Mr Lee said the current severing of inter-Korean relations is not desirable, considering the goal of stability on the peninsula.
South Korean President Moon Jae In's predecessor, Park Geun Hye, had championed continued humanitarian aid to North Korea regardless of the political situation, but the aid has been severed since Pyongyang's fourth nuclear test in January last year.
Now that Mr Moon has taken office, expectations are running high for the resumption of humanitarian aid and civilian exchanges between the two sides.
Yonhap said it was the first time the North has released earth photos taken from a launched missile.
The United Nations Security Council is due to meet today behind closed doors to discuss the latest test, at the request of the US, Japan and South Korea.
China has continued to call for dialogue to ease tensions on the Korean peninsula, reported Agence France-Presse.
Foreign Ministry spokesman Hua Chunying said at a regular briefing yesterday: "The (UN) Security Council has clear stipulations prohibiting (North Korea) against using ballistic missiles and China opposes this as well... We urge all sides to avoid provoking each other and continue on the right track of dialogue and consultation."

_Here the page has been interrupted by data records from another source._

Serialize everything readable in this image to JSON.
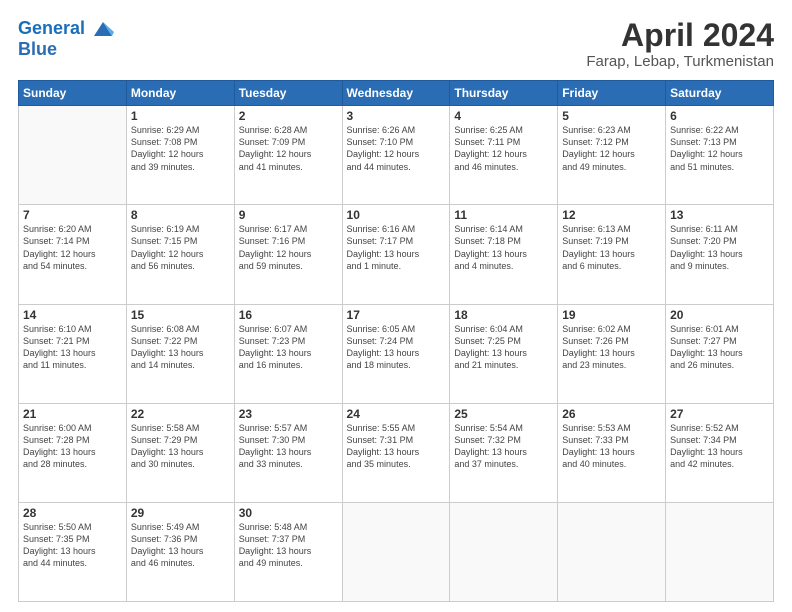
{
  "header": {
    "logo_line1": "General",
    "logo_line2": "Blue",
    "title": "April 2024",
    "subtitle": "Farap, Lebap, Turkmenistan"
  },
  "weekdays": [
    "Sunday",
    "Monday",
    "Tuesday",
    "Wednesday",
    "Thursday",
    "Friday",
    "Saturday"
  ],
  "weeks": [
    [
      {
        "day": "",
        "info": ""
      },
      {
        "day": "1",
        "info": "Sunrise: 6:29 AM\nSunset: 7:08 PM\nDaylight: 12 hours\nand 39 minutes."
      },
      {
        "day": "2",
        "info": "Sunrise: 6:28 AM\nSunset: 7:09 PM\nDaylight: 12 hours\nand 41 minutes."
      },
      {
        "day": "3",
        "info": "Sunrise: 6:26 AM\nSunset: 7:10 PM\nDaylight: 12 hours\nand 44 minutes."
      },
      {
        "day": "4",
        "info": "Sunrise: 6:25 AM\nSunset: 7:11 PM\nDaylight: 12 hours\nand 46 minutes."
      },
      {
        "day": "5",
        "info": "Sunrise: 6:23 AM\nSunset: 7:12 PM\nDaylight: 12 hours\nand 49 minutes."
      },
      {
        "day": "6",
        "info": "Sunrise: 6:22 AM\nSunset: 7:13 PM\nDaylight: 12 hours\nand 51 minutes."
      }
    ],
    [
      {
        "day": "7",
        "info": "Sunrise: 6:20 AM\nSunset: 7:14 PM\nDaylight: 12 hours\nand 54 minutes."
      },
      {
        "day": "8",
        "info": "Sunrise: 6:19 AM\nSunset: 7:15 PM\nDaylight: 12 hours\nand 56 minutes."
      },
      {
        "day": "9",
        "info": "Sunrise: 6:17 AM\nSunset: 7:16 PM\nDaylight: 12 hours\nand 59 minutes."
      },
      {
        "day": "10",
        "info": "Sunrise: 6:16 AM\nSunset: 7:17 PM\nDaylight: 13 hours\nand 1 minute."
      },
      {
        "day": "11",
        "info": "Sunrise: 6:14 AM\nSunset: 7:18 PM\nDaylight: 13 hours\nand 4 minutes."
      },
      {
        "day": "12",
        "info": "Sunrise: 6:13 AM\nSunset: 7:19 PM\nDaylight: 13 hours\nand 6 minutes."
      },
      {
        "day": "13",
        "info": "Sunrise: 6:11 AM\nSunset: 7:20 PM\nDaylight: 13 hours\nand 9 minutes."
      }
    ],
    [
      {
        "day": "14",
        "info": "Sunrise: 6:10 AM\nSunset: 7:21 PM\nDaylight: 13 hours\nand 11 minutes."
      },
      {
        "day": "15",
        "info": "Sunrise: 6:08 AM\nSunset: 7:22 PM\nDaylight: 13 hours\nand 14 minutes."
      },
      {
        "day": "16",
        "info": "Sunrise: 6:07 AM\nSunset: 7:23 PM\nDaylight: 13 hours\nand 16 minutes."
      },
      {
        "day": "17",
        "info": "Sunrise: 6:05 AM\nSunset: 7:24 PM\nDaylight: 13 hours\nand 18 minutes."
      },
      {
        "day": "18",
        "info": "Sunrise: 6:04 AM\nSunset: 7:25 PM\nDaylight: 13 hours\nand 21 minutes."
      },
      {
        "day": "19",
        "info": "Sunrise: 6:02 AM\nSunset: 7:26 PM\nDaylight: 13 hours\nand 23 minutes."
      },
      {
        "day": "20",
        "info": "Sunrise: 6:01 AM\nSunset: 7:27 PM\nDaylight: 13 hours\nand 26 minutes."
      }
    ],
    [
      {
        "day": "21",
        "info": "Sunrise: 6:00 AM\nSunset: 7:28 PM\nDaylight: 13 hours\nand 28 minutes."
      },
      {
        "day": "22",
        "info": "Sunrise: 5:58 AM\nSunset: 7:29 PM\nDaylight: 13 hours\nand 30 minutes."
      },
      {
        "day": "23",
        "info": "Sunrise: 5:57 AM\nSunset: 7:30 PM\nDaylight: 13 hours\nand 33 minutes."
      },
      {
        "day": "24",
        "info": "Sunrise: 5:55 AM\nSunset: 7:31 PM\nDaylight: 13 hours\nand 35 minutes."
      },
      {
        "day": "25",
        "info": "Sunrise: 5:54 AM\nSunset: 7:32 PM\nDaylight: 13 hours\nand 37 minutes."
      },
      {
        "day": "26",
        "info": "Sunrise: 5:53 AM\nSunset: 7:33 PM\nDaylight: 13 hours\nand 40 minutes."
      },
      {
        "day": "27",
        "info": "Sunrise: 5:52 AM\nSunset: 7:34 PM\nDaylight: 13 hours\nand 42 minutes."
      }
    ],
    [
      {
        "day": "28",
        "info": "Sunrise: 5:50 AM\nSunset: 7:35 PM\nDaylight: 13 hours\nand 44 minutes."
      },
      {
        "day": "29",
        "info": "Sunrise: 5:49 AM\nSunset: 7:36 PM\nDaylight: 13 hours\nand 46 minutes."
      },
      {
        "day": "30",
        "info": "Sunrise: 5:48 AM\nSunset: 7:37 PM\nDaylight: 13 hours\nand 49 minutes."
      },
      {
        "day": "",
        "info": ""
      },
      {
        "day": "",
        "info": ""
      },
      {
        "day": "",
        "info": ""
      },
      {
        "day": "",
        "info": ""
      }
    ]
  ]
}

While the North boasted about its earth photos, the South's military said additional analysis is needed to verify Pyongyang's claim of advances in terms of mastering the re-entry technology for the warhead, said Reuters.